The National Alliance of Healthcare Purchases Coalitions has released stakeholder guidelines and an engagement framework to improve the specialty drug marketplace, according to a press release.
The guidelines were created in an effort to drive collaboration to control costs, reduce waste, and optimize the efficacy of specialty medications, according to the release.
“Specialty drugs are the fasted growing area of spend for employers today,” Mike Thompson, National Alliance president and CEO, said in a release. “While these new drugs are truly innovative and important, the specialty drug marketplace itself is dysfunctional with high-cost, high variation, and high waste. We need to collaborate with stakeholders to wring out the costs of poor quality and unwarranted cost, complexity and conflicts.”
The Five Rights framework was designed to raise purchaser expectations for industry stakeholders to improve understanding and better evaluate and improve the specialty drug marketplace.
The framework targets critical issues and opportunities for specialty stakeholders, which included manufacturers, health plans, pharmacy benefit managers, and providers. It also outlines key areas for each stakeholder to improve.
The National Alliance collaborated with several purchaser-led member coalitions, including the Minnesota Health Action Group, Midwest Business Group on Health, and the Florida Health Care Coalition, to develop the framework. The information is currently being shared with purchaser coalitions across the country, according to the release.
“Vendor contracting should be based on full transparency and accountability to eliminate waste, reduce the impact of middlemen, mitigate costs, and lead to overall improved plan performance and member health,” Cheryl Larson, vice president of Midwest Business Group on Health, said in a release. “We’ve established these rules of engagement to assist employers to raise the bar.”
The Five Rights framework includes: basing practices and decisions on clinical safety and efficacy independent of conflicted interests; covering testing that supports improved assessment of correct drug, dose, and duration of treatment for specific patients; and requiring purchaser transparency and engagement on key issues and National Drug Codes used by all providers in all settings.
“After 2 years of intensive study, Action Group members developed this framework to offer a common ground for all stakeholders,” Carolyn Pare, president and CEO of the Minnesota Health Action Group and developer of the initial Five Rights, said in a release. “Offering a road map for the Right Drug, Right Price, Right Place, Right Support, and Right Data, this framework provides insights for each stakeholder to do their part to deliver on that promise.”
The following are additional highlights of The Five Rights framework:
· Align value-based contracting with performance and adherence to high-value drugs with correct dose and duration consistent with guidelines.
· Require cost parity or benefits differentials across sites of care for same drugs and services.
· Support patients on drug administration and needed emotional and social support to increase adherence and improve outcomes.
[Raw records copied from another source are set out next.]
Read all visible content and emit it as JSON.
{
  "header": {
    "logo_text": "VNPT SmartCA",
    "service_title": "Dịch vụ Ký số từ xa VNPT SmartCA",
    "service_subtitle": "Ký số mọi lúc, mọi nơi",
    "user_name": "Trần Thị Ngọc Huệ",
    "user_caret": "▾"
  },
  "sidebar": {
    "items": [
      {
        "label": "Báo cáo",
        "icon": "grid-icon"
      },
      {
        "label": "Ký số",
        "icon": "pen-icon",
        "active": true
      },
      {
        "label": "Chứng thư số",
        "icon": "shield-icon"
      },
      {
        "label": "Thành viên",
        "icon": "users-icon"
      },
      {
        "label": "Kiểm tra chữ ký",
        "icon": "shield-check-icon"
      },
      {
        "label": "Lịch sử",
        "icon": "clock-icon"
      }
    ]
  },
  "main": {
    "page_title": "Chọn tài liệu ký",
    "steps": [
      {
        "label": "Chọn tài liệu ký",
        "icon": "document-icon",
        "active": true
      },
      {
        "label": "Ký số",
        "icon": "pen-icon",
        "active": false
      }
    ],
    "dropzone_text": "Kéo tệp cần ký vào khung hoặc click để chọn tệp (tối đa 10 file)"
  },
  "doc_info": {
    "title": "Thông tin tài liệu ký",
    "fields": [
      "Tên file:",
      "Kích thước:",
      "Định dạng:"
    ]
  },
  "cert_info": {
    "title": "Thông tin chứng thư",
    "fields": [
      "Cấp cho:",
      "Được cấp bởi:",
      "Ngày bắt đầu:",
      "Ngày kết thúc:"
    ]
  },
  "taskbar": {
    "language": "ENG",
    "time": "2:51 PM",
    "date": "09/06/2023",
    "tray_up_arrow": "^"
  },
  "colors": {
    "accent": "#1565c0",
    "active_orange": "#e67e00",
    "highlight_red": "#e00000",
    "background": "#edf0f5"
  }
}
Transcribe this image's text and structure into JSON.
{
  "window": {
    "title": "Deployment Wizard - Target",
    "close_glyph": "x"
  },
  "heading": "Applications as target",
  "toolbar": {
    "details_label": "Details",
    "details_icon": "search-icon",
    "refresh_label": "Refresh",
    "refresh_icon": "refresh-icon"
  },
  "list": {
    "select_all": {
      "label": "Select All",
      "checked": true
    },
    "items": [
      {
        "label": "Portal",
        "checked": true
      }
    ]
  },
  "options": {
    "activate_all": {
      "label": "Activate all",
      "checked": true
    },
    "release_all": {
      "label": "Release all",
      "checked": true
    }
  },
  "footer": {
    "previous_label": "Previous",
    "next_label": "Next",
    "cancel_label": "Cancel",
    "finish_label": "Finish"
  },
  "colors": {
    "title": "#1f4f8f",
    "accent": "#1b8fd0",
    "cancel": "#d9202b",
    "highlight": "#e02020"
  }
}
· Discontinue consumer coupon programs that encourage use of low-value, high-cost drugs in place of therapeutically equivalent.
“As purchasers and purchaser coalitions, we play a critical role to help rationalize the specialty drug marketplace,” Karen van Caulil, president and CEO of the Florida Health Care Coalition and National Alliance board chair. “When we act together and are open to disruptive innovation, we can change the system for the better.”